--- How to complete this task ---
Print out the full material below, exact in every line, with no images included.
--*--
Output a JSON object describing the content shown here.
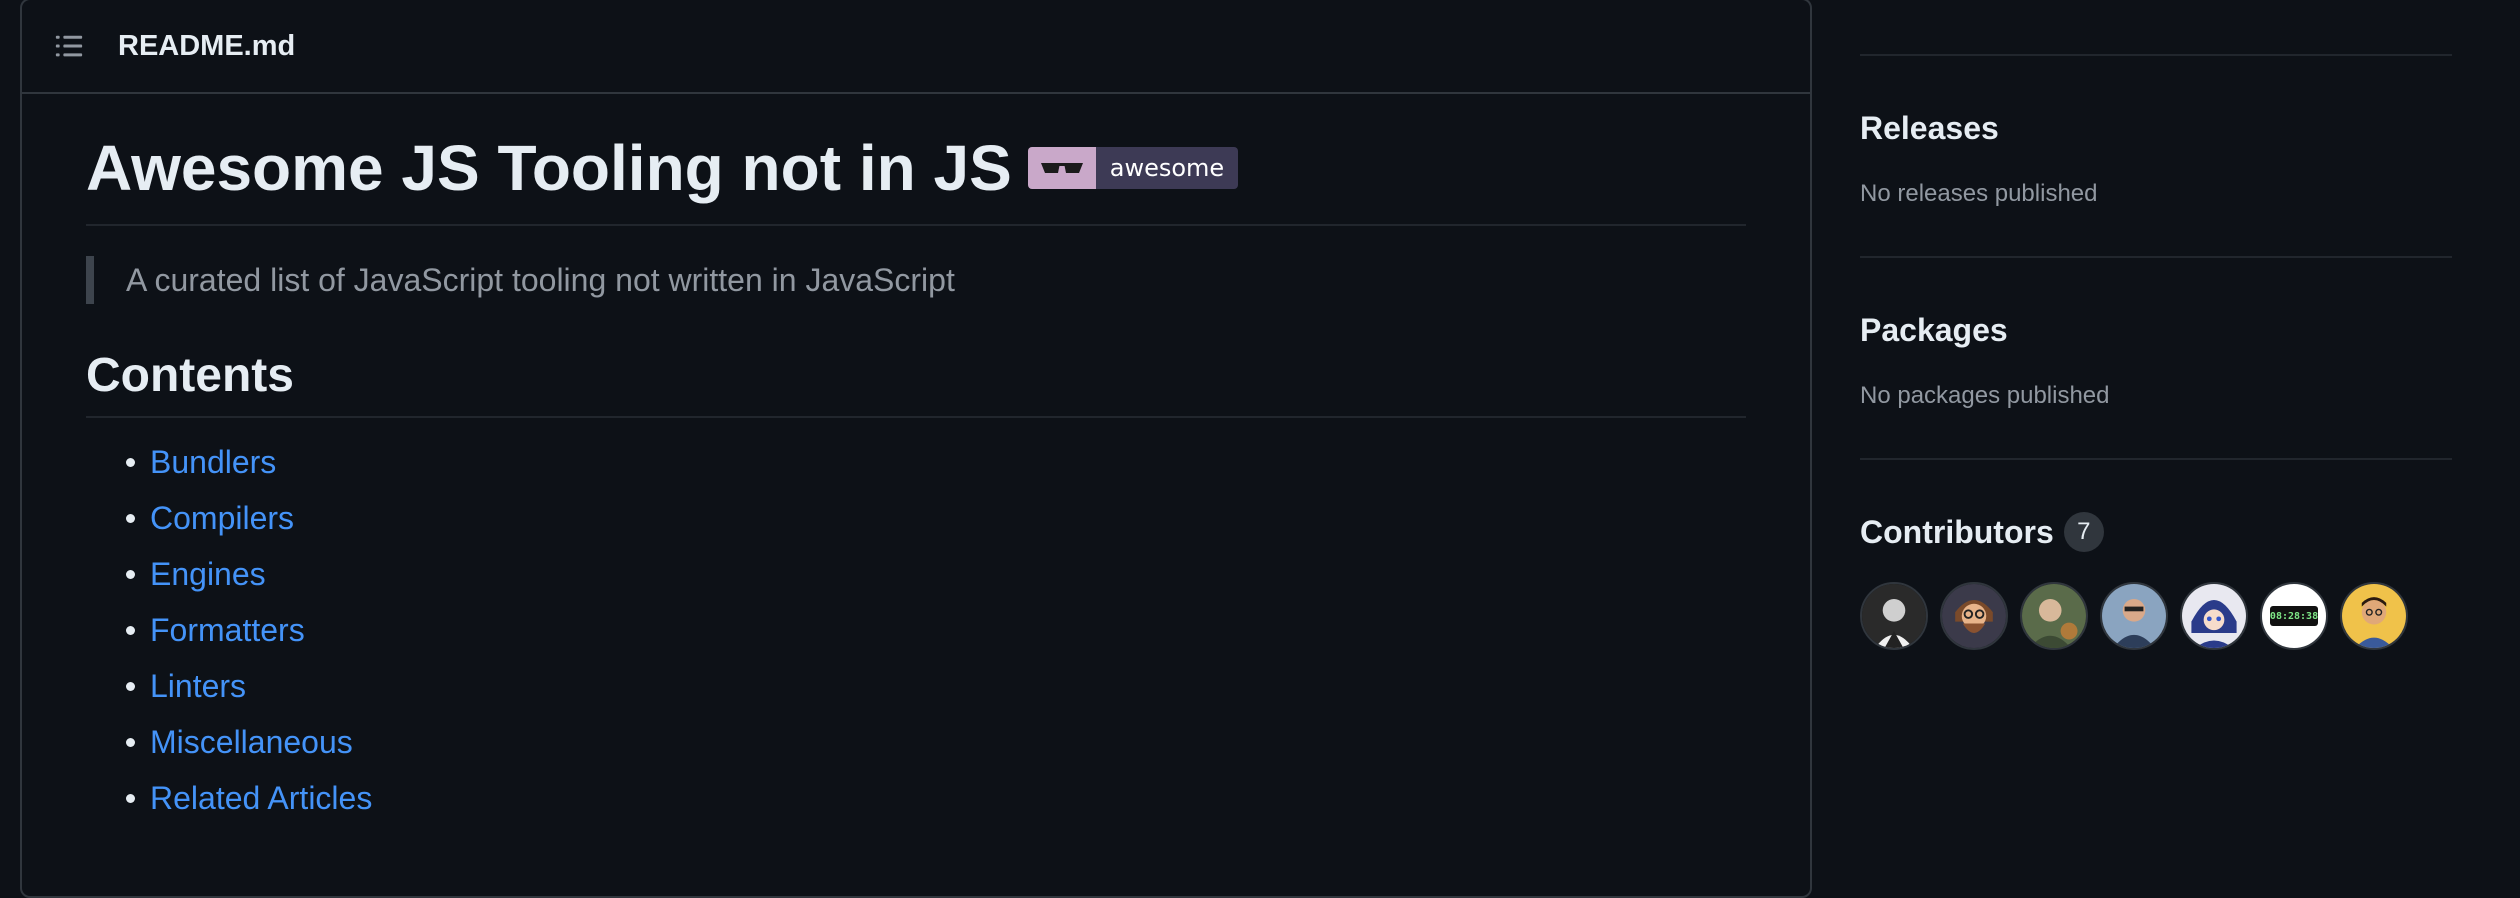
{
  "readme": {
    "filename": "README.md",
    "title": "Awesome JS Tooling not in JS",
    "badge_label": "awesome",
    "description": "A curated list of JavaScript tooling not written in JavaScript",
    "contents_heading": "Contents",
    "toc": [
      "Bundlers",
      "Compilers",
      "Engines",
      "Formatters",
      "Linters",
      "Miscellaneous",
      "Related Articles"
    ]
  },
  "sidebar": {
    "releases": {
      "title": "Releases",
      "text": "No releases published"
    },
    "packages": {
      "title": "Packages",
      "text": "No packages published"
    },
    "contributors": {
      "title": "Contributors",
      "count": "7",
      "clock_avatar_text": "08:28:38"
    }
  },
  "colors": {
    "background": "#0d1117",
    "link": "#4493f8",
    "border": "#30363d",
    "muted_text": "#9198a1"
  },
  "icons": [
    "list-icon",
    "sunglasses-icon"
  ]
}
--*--
--- Solution ---
Output a JSON object describing the content shown here.
{
  "readme": {
    "filename": "README.md",
    "title": "Awesome JS Tooling not in JS",
    "badge_label": "awesome",
    "description": "A curated list of JavaScript tooling not written in JavaScript",
    "contents_heading": "Contents",
    "toc": [
      "Bundlers",
      "Compilers",
      "Engines",
      "Formatters",
      "Linters",
      "Miscellaneous",
      "Related Articles"
    ]
  },
  "sidebar": {
    "releases": {
      "title": "Releases",
      "text": "No releases published"
    },
    "packages": {
      "title": "Packages",
      "text": "No packages published"
    },
    "contributors": {
      "title": "Contributors",
      "count": "7",
      "clock_avatar_text": "08:28:38"
    }
  },
  "colors": {
    "background": "#0d1117",
    "link": "#4493f8",
    "border": "#30363d",
    "muted_text": "#9198a1"
  },
  "icons": [
    "list-icon",
    "sunglasses-icon"
  ]
}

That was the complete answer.